The plot of Being Sloane Jacobs is brilliant. Who doesn't want to try out someone else's life just once? The Sloanes have the ability to that, but both girls are doing it as an escape from some serious issues they can't handle. There is some rather large wish fulfillment happening in the story. The girls are able to use their new lives to figure out what they want, who they want to be, and how to relate to the other people in their lives. There are consequences and there is some drama as a result of their deception, but Morrill really kept a tight reign on this part of the story. Never did I feel like it was overblown or too much. My only complaint is that both romantic elements seemed a bit tacked on and rushed. I would have been perfectly content if this had just been about the girls. 

In a word this book made me happy. It is one of those that you just read and can trust it is going to end well and go along for the wonderful ride.
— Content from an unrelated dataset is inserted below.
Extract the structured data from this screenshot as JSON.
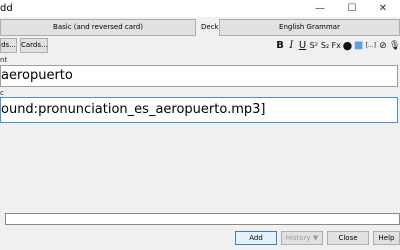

This is the second time I've found this enjoyable experience in a book written by Lauren Morrill and confirms that I will want to read any other book she writes. (The one coming out in 2015 is about a high school band trip! *cue excited squealing*)

I read an e-galley made available via the publisher, Delacorte, on NetGalley. Being Sloane Jacobs is on sale January 7. 

Wednesday, January 1, 2014

Cybils Shortlists

The Cbyils Shortlists can be found here. As I mentioned back in October, I was a First Round Panelist for MG Speculative Fiction so that particular list is special to me. Now I know exactly what goes into this process: the work, the discussions, the compromises. I have to say that despite how time consuming it was it was one of my favorite things to do. I hope I have the opportunity to participate again. It was a great experience and I "met" someone wonderful people.
Here is the shortlist my panel decided upon:

Jinx by Sage Blackwood

Lockwood &Co.: The Screaming Staircase by Jonathan Stroud

Rose by Holly Webb

Sidekicked by John David Anderson

The Rithmatist by Brandon Sanderson

The True Blue Scouts of Sugar Man Swamp by Kathi Appelt

The Water Castle by Megan Frazer Blakemore

All of the other lists are wonderful too. (I particularly like the YA Fiction list.) Go check them all out!

Most Anticipated Reads of 2014

A new reading year has begun!!! There are a whole new crop of books to get excited about, and excited I am. Here are some of the books that I'm most eager to get my hands on.

MG Reads:



The Islands of Chaldea by Diana Wynne Jones (Release Date: 2/27)

Horizon by Jenn Reese (Release Date: 4/8)

Boys of Blur by N.D. Wilson (Release Date: 4/8)

The Night Gardener by Jonathan Auxier (Release Date: 5/20)

Greenglass House by Kate Milford (Release Date: 8/26)

YA Reads:



Cress by Marissa Meyer (Releases 2/4)

Death Sworn by Leah Cypess (Releases 3/4)

The Cracks in the Kingdom by Jaclyn  Moriarty (Releases 3/24)

The Chapel Wars by Lindsey Leavitt (Releases 5/6)

Winterspell by Claire Legrand (Releases 9/2)

And here are two 2014 releases I've already read that you should too:

(They both come out January 7th.)

What 2014 books are you anticipating?